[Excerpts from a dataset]
'''
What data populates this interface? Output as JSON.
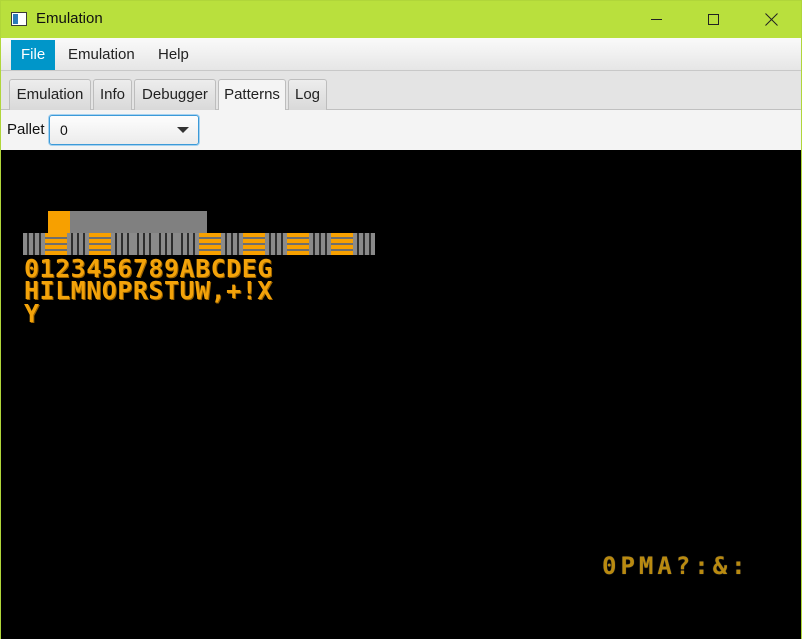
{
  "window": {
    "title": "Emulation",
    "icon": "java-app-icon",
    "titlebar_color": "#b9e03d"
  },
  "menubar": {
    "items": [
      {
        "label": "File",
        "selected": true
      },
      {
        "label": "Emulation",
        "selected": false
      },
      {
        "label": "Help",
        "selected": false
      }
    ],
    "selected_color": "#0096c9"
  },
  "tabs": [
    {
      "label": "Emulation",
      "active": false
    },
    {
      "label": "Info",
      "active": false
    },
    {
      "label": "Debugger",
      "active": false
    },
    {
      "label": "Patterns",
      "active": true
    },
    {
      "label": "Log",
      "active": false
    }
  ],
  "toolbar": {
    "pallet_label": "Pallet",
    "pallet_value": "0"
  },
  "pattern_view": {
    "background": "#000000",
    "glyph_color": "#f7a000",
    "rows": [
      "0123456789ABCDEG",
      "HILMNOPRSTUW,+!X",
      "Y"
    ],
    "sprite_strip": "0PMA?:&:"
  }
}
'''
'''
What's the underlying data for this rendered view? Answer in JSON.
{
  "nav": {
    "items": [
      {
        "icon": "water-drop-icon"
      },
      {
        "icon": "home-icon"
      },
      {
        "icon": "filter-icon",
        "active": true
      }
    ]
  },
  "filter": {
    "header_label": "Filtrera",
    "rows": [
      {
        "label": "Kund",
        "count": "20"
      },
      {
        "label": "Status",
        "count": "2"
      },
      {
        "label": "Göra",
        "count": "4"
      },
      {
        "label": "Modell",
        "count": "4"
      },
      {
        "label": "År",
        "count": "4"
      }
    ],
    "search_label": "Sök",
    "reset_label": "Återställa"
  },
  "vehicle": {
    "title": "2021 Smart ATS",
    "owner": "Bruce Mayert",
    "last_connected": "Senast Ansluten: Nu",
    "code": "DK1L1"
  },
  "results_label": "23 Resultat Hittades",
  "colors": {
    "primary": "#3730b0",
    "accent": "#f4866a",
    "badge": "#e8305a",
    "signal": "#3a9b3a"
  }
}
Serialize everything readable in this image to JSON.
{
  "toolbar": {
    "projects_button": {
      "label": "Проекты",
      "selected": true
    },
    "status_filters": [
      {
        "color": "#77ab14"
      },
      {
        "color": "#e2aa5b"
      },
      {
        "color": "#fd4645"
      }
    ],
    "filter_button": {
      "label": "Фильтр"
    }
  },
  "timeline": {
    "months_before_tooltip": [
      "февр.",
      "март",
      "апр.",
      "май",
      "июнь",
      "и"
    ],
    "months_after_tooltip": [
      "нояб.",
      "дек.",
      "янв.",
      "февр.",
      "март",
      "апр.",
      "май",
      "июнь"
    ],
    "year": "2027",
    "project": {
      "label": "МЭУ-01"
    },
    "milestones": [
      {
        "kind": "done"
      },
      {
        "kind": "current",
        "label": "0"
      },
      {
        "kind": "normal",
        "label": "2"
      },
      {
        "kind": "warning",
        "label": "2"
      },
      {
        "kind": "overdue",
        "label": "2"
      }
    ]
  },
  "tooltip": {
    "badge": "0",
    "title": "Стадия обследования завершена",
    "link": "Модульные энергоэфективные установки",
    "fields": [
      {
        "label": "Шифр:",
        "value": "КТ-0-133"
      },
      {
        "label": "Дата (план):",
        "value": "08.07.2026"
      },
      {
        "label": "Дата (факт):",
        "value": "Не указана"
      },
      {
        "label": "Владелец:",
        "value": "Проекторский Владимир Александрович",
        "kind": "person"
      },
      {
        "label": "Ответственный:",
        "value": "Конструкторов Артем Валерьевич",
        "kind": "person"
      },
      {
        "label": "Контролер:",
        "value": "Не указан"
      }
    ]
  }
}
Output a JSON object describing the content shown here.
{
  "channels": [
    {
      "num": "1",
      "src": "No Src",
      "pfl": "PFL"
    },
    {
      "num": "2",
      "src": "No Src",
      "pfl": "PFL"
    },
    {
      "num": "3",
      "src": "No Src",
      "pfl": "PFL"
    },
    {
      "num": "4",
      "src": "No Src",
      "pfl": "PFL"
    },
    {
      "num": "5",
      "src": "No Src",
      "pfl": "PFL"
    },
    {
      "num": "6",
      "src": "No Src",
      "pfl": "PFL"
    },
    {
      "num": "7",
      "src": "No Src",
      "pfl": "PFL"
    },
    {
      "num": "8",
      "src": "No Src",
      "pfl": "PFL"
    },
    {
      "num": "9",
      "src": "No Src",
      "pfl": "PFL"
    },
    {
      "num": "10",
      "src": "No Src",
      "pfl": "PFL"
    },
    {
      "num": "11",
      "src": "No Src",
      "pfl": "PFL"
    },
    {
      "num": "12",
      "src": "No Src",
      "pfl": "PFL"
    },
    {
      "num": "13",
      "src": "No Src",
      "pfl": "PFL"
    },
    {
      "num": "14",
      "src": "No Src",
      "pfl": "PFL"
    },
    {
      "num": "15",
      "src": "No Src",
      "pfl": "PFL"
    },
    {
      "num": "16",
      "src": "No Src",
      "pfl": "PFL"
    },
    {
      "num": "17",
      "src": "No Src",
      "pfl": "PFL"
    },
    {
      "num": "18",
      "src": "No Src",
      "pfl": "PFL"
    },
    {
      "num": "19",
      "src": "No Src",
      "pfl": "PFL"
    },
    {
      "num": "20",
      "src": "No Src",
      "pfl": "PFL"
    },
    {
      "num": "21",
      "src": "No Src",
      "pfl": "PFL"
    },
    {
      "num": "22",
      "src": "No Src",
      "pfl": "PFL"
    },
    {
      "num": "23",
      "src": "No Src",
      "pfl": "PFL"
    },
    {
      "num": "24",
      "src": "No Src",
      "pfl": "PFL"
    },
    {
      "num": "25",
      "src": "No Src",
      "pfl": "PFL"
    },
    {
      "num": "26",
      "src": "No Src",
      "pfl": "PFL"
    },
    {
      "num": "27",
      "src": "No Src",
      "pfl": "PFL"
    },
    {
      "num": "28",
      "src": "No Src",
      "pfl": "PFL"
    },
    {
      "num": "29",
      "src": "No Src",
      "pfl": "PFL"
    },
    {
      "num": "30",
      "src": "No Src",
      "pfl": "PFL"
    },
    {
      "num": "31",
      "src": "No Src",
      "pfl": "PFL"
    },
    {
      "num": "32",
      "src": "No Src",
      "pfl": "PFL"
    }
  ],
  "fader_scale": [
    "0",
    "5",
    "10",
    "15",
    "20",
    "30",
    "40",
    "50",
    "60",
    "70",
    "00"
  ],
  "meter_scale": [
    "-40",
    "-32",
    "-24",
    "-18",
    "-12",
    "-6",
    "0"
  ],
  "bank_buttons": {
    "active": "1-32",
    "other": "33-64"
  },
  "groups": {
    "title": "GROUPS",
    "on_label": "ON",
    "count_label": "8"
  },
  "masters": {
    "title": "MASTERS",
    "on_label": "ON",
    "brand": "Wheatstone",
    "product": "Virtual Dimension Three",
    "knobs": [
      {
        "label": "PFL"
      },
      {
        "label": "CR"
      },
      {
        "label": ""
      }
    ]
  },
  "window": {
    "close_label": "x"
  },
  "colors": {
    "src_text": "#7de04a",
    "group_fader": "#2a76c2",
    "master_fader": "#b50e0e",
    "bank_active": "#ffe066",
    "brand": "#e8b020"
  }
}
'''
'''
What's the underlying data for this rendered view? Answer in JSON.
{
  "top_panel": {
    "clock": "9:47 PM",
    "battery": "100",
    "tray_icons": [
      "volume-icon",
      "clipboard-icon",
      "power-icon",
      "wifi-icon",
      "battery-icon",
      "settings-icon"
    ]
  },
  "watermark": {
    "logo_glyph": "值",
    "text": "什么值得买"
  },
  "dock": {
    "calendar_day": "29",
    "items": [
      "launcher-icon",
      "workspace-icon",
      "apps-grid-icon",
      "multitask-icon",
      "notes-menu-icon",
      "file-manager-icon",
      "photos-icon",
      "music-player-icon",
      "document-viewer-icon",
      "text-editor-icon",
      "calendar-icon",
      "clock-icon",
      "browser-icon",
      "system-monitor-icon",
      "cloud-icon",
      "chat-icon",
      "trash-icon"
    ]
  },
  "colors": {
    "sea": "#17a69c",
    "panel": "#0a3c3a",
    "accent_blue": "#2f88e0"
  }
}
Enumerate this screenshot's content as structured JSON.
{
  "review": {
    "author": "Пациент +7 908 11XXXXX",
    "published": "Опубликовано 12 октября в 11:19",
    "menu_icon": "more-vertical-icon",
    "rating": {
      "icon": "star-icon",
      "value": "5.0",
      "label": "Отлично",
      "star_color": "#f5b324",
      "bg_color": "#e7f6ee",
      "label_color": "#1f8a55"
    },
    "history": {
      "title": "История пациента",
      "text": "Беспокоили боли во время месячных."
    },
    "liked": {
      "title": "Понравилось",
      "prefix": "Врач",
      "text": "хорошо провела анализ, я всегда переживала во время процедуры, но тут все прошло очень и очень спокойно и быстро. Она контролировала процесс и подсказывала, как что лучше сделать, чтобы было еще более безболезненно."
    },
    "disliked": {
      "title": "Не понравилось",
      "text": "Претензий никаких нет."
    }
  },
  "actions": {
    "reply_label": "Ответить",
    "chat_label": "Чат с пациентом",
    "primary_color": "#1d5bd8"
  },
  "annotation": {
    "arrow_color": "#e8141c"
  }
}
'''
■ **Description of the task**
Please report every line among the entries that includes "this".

■ **Response to the exercise**
What data populates this interface? Output as JSON.
What's the underlying data for this rendered view? Answer in JSON.
Serialize everything readable in this image to JSON.
What's the underlying data for this rendered view? Answer in JSON.
Enumerate this screenshot's content as structured JSON.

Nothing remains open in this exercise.